-- WHAT THE TASK REQUIRES --
All of the data below must be reproduced word for word, but without its images.

##### RECORDS TO PROCESS

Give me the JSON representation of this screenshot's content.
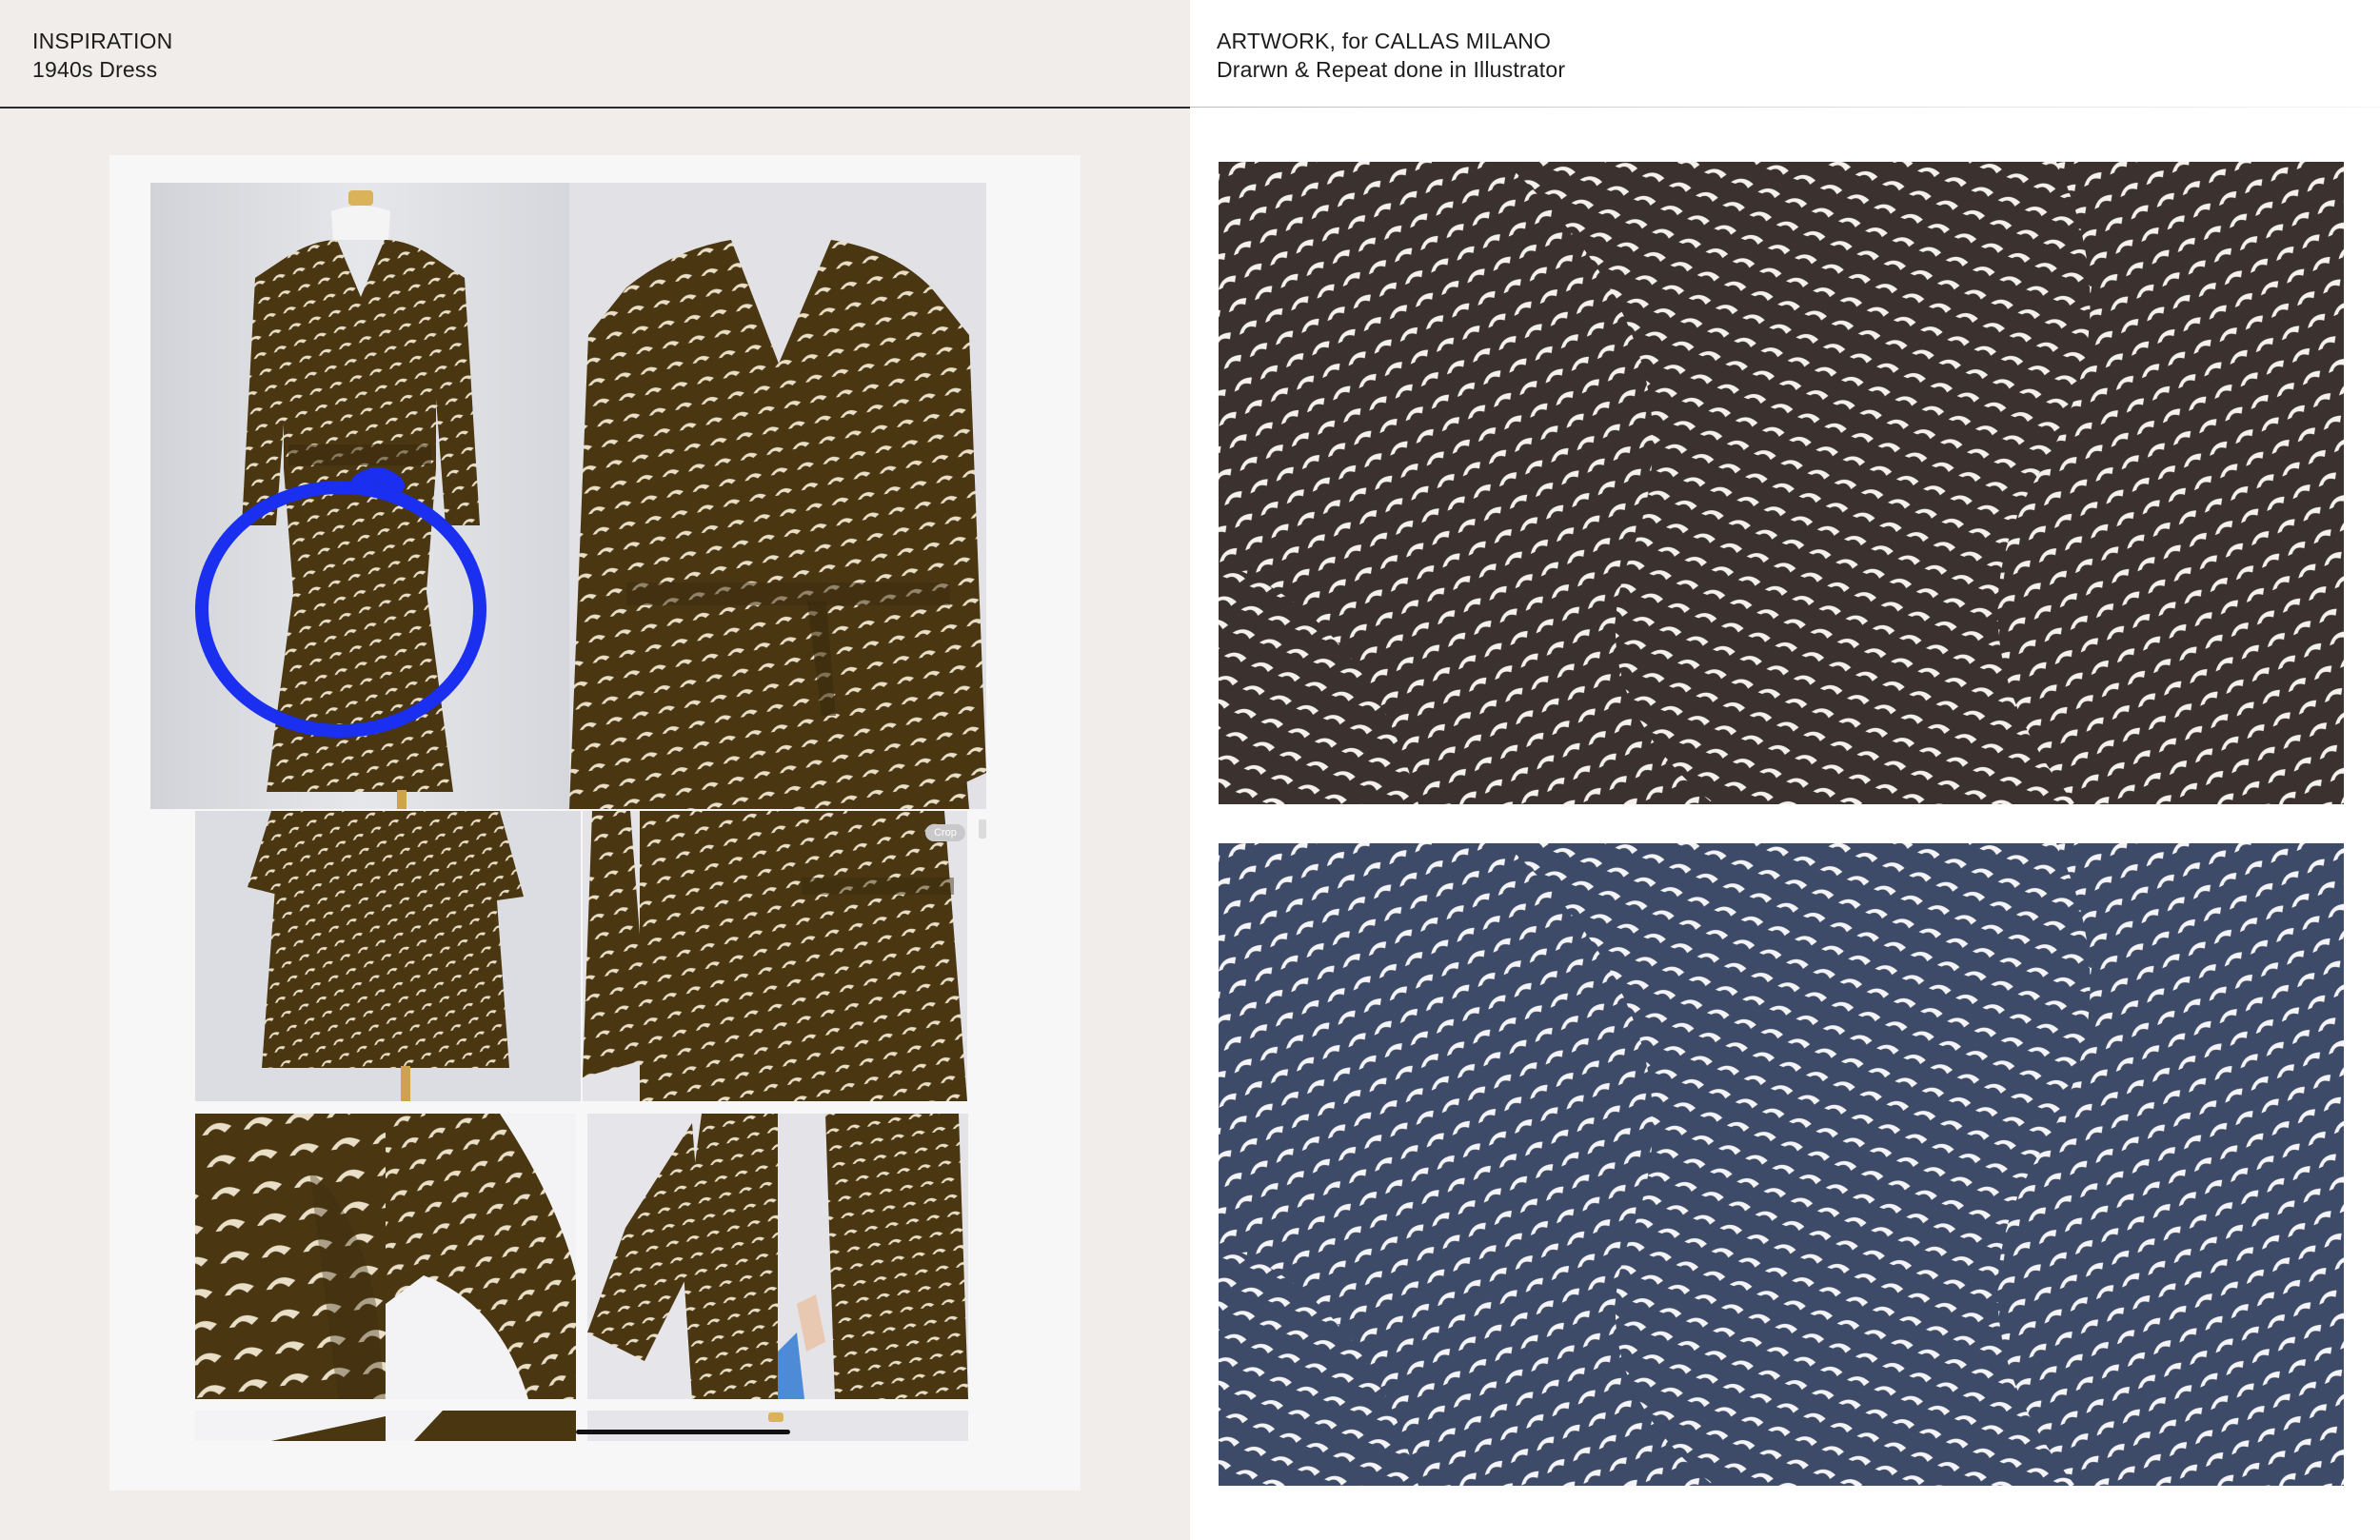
{
  "left": {
    "heading_line1": "INSPIRATION",
    "heading_line2": "1940s Dress"
  },
  "right": {
    "heading_line1": "ARTWORK, for CALLAS MILANO",
    "heading_line2": "Drarwn & Repeat done in Illustrator"
  },
  "board": {
    "crop_label": "Crop"
  },
  "colors": {
    "left_background": "#f0edea",
    "dress_brown": "#4a3712",
    "motif_cream": "#e9dfc8",
    "swatch_brown": "#3b3230",
    "swatch_navy": "#3e4b68",
    "annotation_blue": "#1a2ff0"
  }
}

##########

-- RESPONSE AREA --
Give me the JSON representation of this screenshot's content.
{
  "left": {
    "heading_line1": "INSPIRATION",
    "heading_line2": "1940s Dress"
  },
  "right": {
    "heading_line1": "ARTWORK, for CALLAS MILANO",
    "heading_line2": "Drarwn & Repeat done in Illustrator"
  },
  "board": {
    "crop_label": "Crop"
  },
  "colors": {
    "left_background": "#f0edea",
    "dress_brown": "#4a3712",
    "motif_cream": "#e9dfc8",
    "swatch_brown": "#3b3230",
    "swatch_navy": "#3e4b68",
    "annotation_blue": "#1a2ff0"
  }
}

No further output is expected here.